Presentation on theme: "By Sharon Draper PowerPoint constructed by Patricia Hutchison."— Presentation transcript:
By Sharon Draper PowerPoint constructed by Patricia Hutchison
Sharon Draper is an educator as well as a writer. She has won many teaching awards including National Teacher of the Year. She has also won many literary awards, including the Coretta Scott King Literary Award. Her writing career began when she was challenged by a student to enter a contest. She won $5000 and the publication of her essay entitled “One Small Torch.”
Historical Fiction blends historical facts with an imaginative story reflects a specific time period reconstructs characters and events from the past brings history to life
Atlantic Slave Trade Middle Passage Slave Ships Slavery in the U.S. Indentured Servitude Fort Mose, Florida

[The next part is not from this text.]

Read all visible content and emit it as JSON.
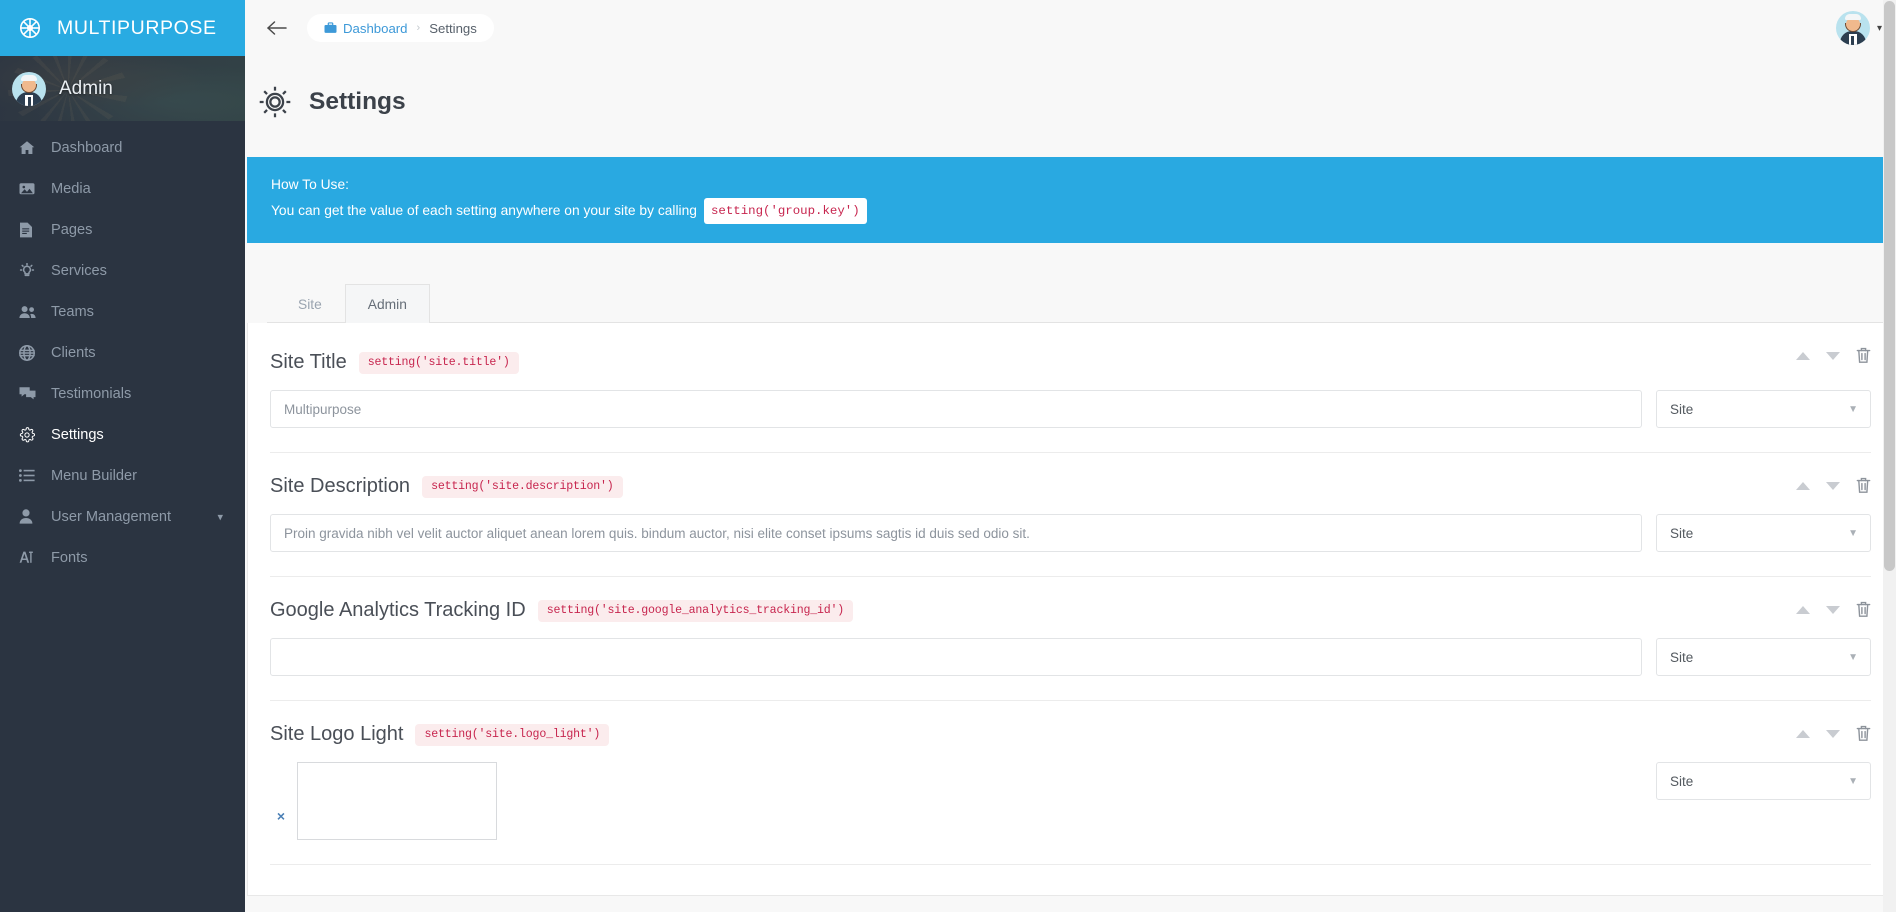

Amari, a fifteen-year-old African girl Afi, an African woman who befriends Amari Polly, an indentured servant Mr. Derby, master of Derbyshire Farms Clay Derby, the sixteen-year-old son of Mr. Derby Mrs. Derby, the young wife of Mr. Derby Teenie, a slave woman who befriends Amari
There are several settings in the novel Copper Sun Ziavi Village in Africa The Middle Passage Charles Town, South Carolina Fort Mose, Florida The time period is the mid 1700’s
Amari, a young African girl is betrothed to Besa, the love of her life. However, before their nuptials are performed, they are both taken into slavery. Having lost everything, including their freedom, what will their lives be like? Will they endure the harsh conditions of the Middle Passage? Will they survive a life of servitude? Will they ever see each other again?
Compare and contrast slavery and indentured servitude. Discuss what you have learned about the Middle Passage. After reading the back cover of the novel, predict what dangers might confront the characters on their journey. What might the “copper sun” symbolize? Discuss this with your class.
If you had lived during colonial times, would you have owned slaves? Give reasons for your answer. If you had found yourself enslaved, how would you have coped? If you had lived during times of slavery, do you think you would have risked helping a slave to escape?
Write down your prediction of the definition of each word; then use a dictionary to actually define the word: cofflefetid scullery addlepatedcavortedpicaninny cajoledvigilantmire arduous
Copper Sun is filled with black dialect. See if you can use these words correctly in a sentence: yournyassachile askerttolt
Read each quote and discuss the impact it had in the novel: “We must welcome our guests, then, Amari. We would never judge people simply by how they looked—that would be uncivilized.” “Many will die. Some will live but will die inside. Others will pray for death and be forced to live.” “The pain gonna go after ‘while, but them scars gonna be there forever.” “In spite of all you must endure, my little Tidbit, the flame of your life spirit will not leave you.”
Throughout the novel, Teenie uses some colorful metaphors. Draw a picture of this“Teenieism.” “We done fell out of the trouble tree and hit every branch on the way down.” Find other examples, illustrate them, and share them with the class.
Describe how the mood of the novel changes throughout. What events caused these changes of mood? Summarize the advice Afi gave to Amari. Do you think this was good advice? What advice would you give to Amari? Describe Clay Derby’s view of women and slaves. How are they similar? What would you say to him if he were in front of you today? Teenie told Amari, “Long as you remember, chile, it ain’t never gone.” Do you agree with this statement? Describe Amari’s mixed feelings about white people. What events in her life have shaped these feelings?
Design a montage of all the settings of the novel. Defend or prosecute one of the characters in the novel. Perform this mock trial for the class. Write a Bio Poem for one of the characters and illustrate it. Write your favorite event as a play and perform it for the class.